By Jennifer Pesole and Claudia Flores
UIC student Abbey Hays lived in the Pilsen neighborhood for nine months and quickly noticed changes.
She said old buildings are being replaced with new, modern housing complexes that seem out of place. She noticed an increased police presence, more homeless Hispanic people and more white people.
Hays said she believes that these changes are due to developers buying property at low prices, then rebuilding and selling at “exorbitant” prices with higher property value.
“[Developers] completely disregard the people in the neighborhood in the name of profit,” she said.
As new people move in, they are in need of housing as well, so they are not seen as the cause of the problem. “It’s a horrible cycle perpetuated by profit-driven developers that would never even think of living in that neighborhood themselves.”
Historically, Pilsen, a neighborhood in Chicago’s Lower West Side, is known for its rich Mexican culture. Since the 1960s, Mexican residents moved into the area and it became Chicago’s first majority Mexican neighborhood. Pilsen has also been an area targeted by developers because of its close proximity to downtown Chicago.
While development constantly aims to improve neighborhoods for residents, but sometimes it creates so much economic change that it leads to gentrification. As new buildings pop up, property values and taxes increase, pushing out longtime residents who can no longer afford to live there.
Pilsen was targeted for urban renewal in the 1980s, which began when a Czech developer “planted a beachhead of gentrification,” according to Professor John-Jairo Betancur, who works in the University of Illinois at Chicago’s Urban Planning and Policy Department. “This beachhead was followed by spillover gentrification in adjacent areas until much of the area surrounding this cluster was gentrified.”
This gentrification has continued steadily for the next few decades as aldermen and the city approve zoning changes, property conversions, and new developments. Larger, more expensive housing, properties, and new condominiums are being constructed for new residents who are moving into the area.
“At the current pace and in the current trends, it will maintain pretty much the current structures, although gentrified,” Betancur said.
The effects of a gentrified area can be devastating to the community that is already present. Pilsen has historically been home to mostly Mexican residents, who give a strong, defining culture to the neighborhood.
According to the United States Census Bureau, the percentage of Hispanic residents keeps declining as more residents of other races are moving in. In 2000, Hispanic and Latino people made up 62.7 percent of the total population, specifically in the 60608 zip code. In 2010, the percentage decreased to 55.9.
The displacement of current residents is causing the loss of many aspects of community that Pilsen is known for, like “networks, support institutions and structures, neighborliness, structures of self-help and mutual help, its Mexican flavor and composition,” Betancur said. “In short, a completely different neighborhood.”
Although housing prices are still relatively affordable in general, with the housing prices only increasing, it will eventually lead to some residents being unable to afford to live there any longer. As of 2016, the average detached home was valued at $308,989, which is higher than the average value of a home in the city of Chicago (priced at $298,915).
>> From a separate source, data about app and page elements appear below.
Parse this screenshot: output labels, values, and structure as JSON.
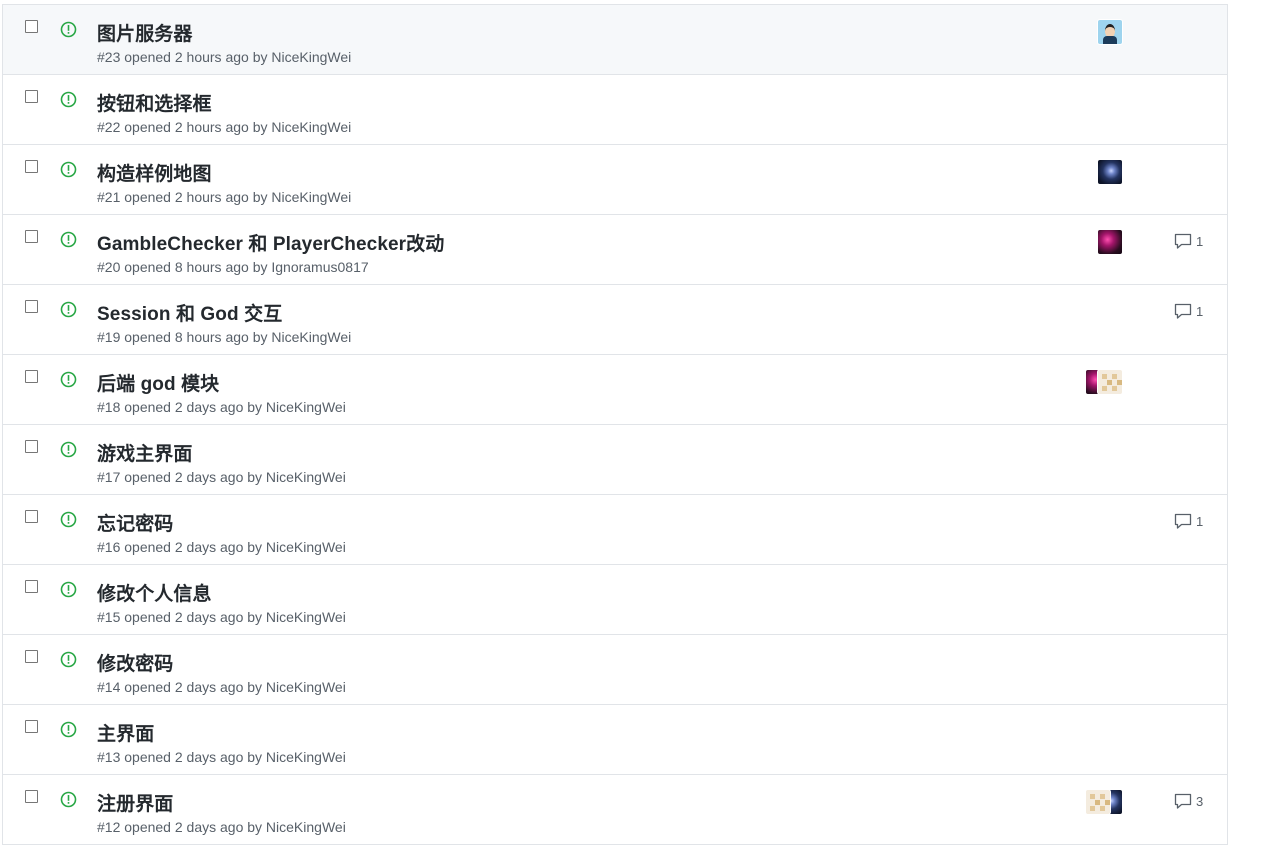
{
  "issues": [
    {
      "title": "图片服务器",
      "meta": "#23 opened 2 hours ago by NiceKingWei",
      "avatars": [
        "face"
      ],
      "comments": "",
      "hover": true
    },
    {
      "title": "按钮和选择框",
      "meta": "#22 opened 2 hours ago by NiceKingWei",
      "avatars": [],
      "comments": ""
    },
    {
      "title": "构造样例地图",
      "meta": "#21 opened 2 hours ago by NiceKingWei",
      "avatars": [
        "night"
      ],
      "comments": ""
    },
    {
      "title": "GambleChecker 和 PlayerChecker改动",
      "meta": "#20 opened 8 hours ago by Ignoramus0817",
      "avatars": [
        "pink"
      ],
      "comments": "1"
    },
    {
      "title": "Session 和 God 交互",
      "meta": "#19 opened 8 hours ago by NiceKingWei",
      "avatars": [],
      "comments": "1"
    },
    {
      "title": "后端 god 模块",
      "meta": "#18 opened 2 days ago by NiceKingWei",
      "avatars": [
        "pink",
        "beige"
      ],
      "comments": ""
    },
    {
      "title": "游戏主界面",
      "meta": "#17 opened 2 days ago by NiceKingWei",
      "avatars": [],
      "comments": ""
    },
    {
      "title": "忘记密码",
      "meta": "#16 opened 2 days ago by NiceKingWei",
      "avatars": [],
      "comments": "1"
    },
    {
      "title": "修改个人信息",
      "meta": "#15 opened 2 days ago by NiceKingWei",
      "avatars": [],
      "comments": ""
    },
    {
      "title": "修改密码",
      "meta": "#14 opened 2 days ago by NiceKingWei",
      "avatars": [],
      "comments": ""
    },
    {
      "title": "主界面",
      "meta": "#13 opened 2 days ago by NiceKingWei",
      "avatars": [],
      "comments": ""
    },
    {
      "title": "注册界面",
      "meta": "#12 opened 2 days ago by NiceKingWei",
      "avatars": [
        "beige",
        "night"
      ],
      "comments": "3"
    }
  ],
  "colors": {
    "open_icon": "#28a745",
    "title": "#24292e",
    "meta": "#586069",
    "border": "#e1e4e8"
  },
  "icons": {
    "state": "issue-opened-icon",
    "comment": "comment-icon"
  }
}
According to Byron Sigcho, Director of the Pilsen Alliance, Pilsen has strict zoning as well as a mandate requiring developers to maintain 21 percent of the housing affordable. However, some would argue that this isn’t enough because the affordability defined does not accurately represent the community.
Affordable housing in Chicago depends on the Area Median Income (AMI). According to City-Data.com, the median household income in Pilsen in 2016 was $37,333, compared to $53,006 in Chicago. Additionally, 25.9% of the Pilsen population lives below the poverty level.
City standards determine that rental housing is affordable if people who earn 60 percent of the AMI and spend less than 30 percent of their income on rent can afford to live there. Currently, the Pilsen Land Use Committee (PLUC) reduced the target income for rental housing to 30 to 50 percent of the AMI.
Jack Chavez, who has lived in Pilsen for two years, feels that people are not moving out just because of the more expensive living costs, but also because ethnic groups tend to want to live among others of their race. Mexicans are leaving Pilsen because they want to live in an area with other Mexicans.
However, some residents are seeing positive aspects of urban renewal in Pilsen.
“My thoughts on Pilsen have changed from negative to one of community, art, relationships, and growth,” Chavez said.
Pilsen is known for its rich culture and artistic community. Many painters, writers, poets, filmmakers, and other types of artists find their home in Pilsen.
“It’s a very artsy community living side by side with blue-collar ethnic people,” Chavez said. “It’s an interesting dynamic in that one sees the old and the new intermingling in the same space.”
Despite these struggles, Pilsen residents maintain strong ties throughout the community and thrive on culture, which is why people are both staying in the neighborhood and drawing new people to move in.
Hays plans to take part in the community even after moving out.
“I do not intend to leave this community and never think about it again,” Hays said. “After you recognize the violence behind gentrification, it becomes really hard to ignore.”
View Venngage graphic below: